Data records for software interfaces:
• • • • •
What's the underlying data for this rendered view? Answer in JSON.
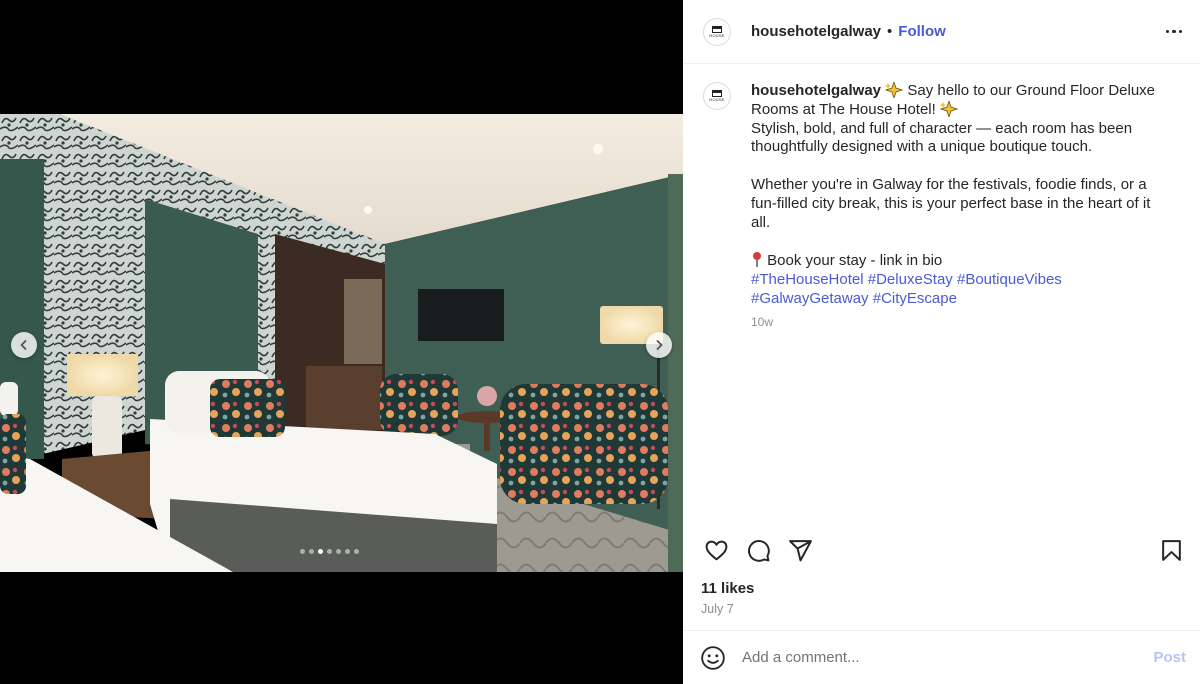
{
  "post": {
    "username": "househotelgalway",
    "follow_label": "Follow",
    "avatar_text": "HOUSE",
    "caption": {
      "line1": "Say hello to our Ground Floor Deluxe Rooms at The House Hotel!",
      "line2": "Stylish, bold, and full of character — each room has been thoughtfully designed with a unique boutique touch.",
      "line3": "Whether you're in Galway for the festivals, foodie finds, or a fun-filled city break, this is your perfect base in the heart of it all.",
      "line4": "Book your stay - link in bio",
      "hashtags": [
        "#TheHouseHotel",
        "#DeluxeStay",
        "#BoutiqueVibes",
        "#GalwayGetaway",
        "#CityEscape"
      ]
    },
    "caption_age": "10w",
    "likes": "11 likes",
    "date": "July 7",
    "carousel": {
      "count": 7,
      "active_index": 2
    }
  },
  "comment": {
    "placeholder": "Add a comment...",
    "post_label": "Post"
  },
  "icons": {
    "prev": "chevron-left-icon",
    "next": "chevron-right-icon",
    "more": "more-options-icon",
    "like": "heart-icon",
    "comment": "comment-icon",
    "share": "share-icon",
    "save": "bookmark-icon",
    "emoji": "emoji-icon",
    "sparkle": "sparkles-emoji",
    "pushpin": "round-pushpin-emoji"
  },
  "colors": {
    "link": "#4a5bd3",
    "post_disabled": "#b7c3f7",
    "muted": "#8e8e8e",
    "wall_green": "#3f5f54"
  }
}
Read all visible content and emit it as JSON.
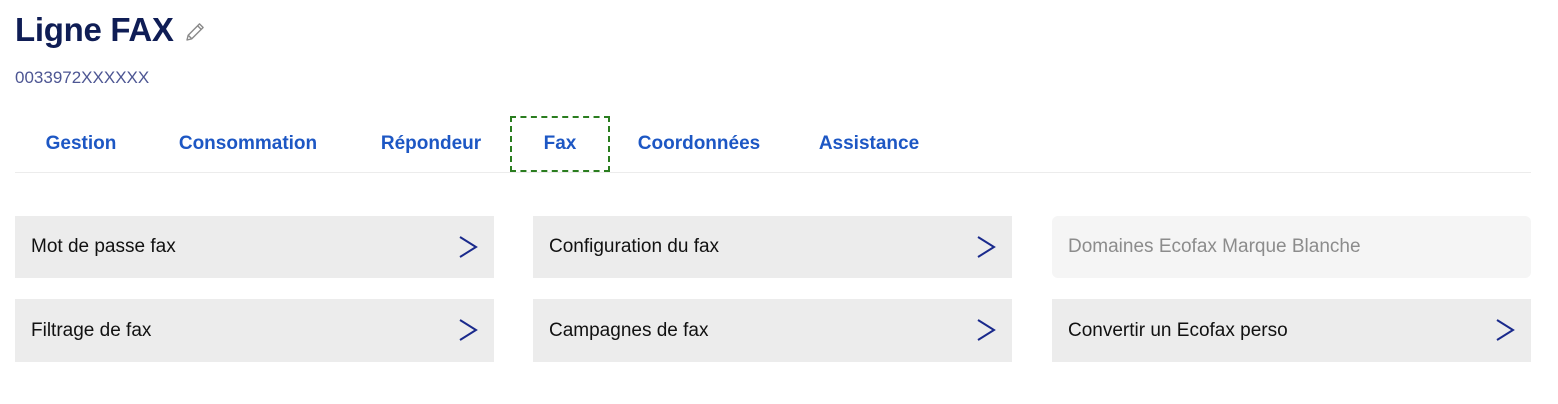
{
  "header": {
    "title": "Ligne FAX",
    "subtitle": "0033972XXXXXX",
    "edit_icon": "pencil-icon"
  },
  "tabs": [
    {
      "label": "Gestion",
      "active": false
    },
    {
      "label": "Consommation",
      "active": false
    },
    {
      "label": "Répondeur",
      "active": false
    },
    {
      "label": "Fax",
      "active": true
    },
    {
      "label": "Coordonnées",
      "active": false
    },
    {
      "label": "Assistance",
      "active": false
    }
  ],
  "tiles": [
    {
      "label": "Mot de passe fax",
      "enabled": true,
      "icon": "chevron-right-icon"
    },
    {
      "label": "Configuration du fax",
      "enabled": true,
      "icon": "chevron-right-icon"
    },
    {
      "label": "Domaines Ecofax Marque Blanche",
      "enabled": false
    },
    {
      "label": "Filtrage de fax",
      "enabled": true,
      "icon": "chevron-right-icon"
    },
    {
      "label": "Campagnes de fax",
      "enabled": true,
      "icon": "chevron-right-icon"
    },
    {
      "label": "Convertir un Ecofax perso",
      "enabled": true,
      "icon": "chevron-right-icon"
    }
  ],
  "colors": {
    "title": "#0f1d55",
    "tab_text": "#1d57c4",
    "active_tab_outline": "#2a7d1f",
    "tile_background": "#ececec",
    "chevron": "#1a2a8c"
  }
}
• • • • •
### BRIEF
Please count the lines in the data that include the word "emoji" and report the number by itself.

### SOLVED PROBLEM
3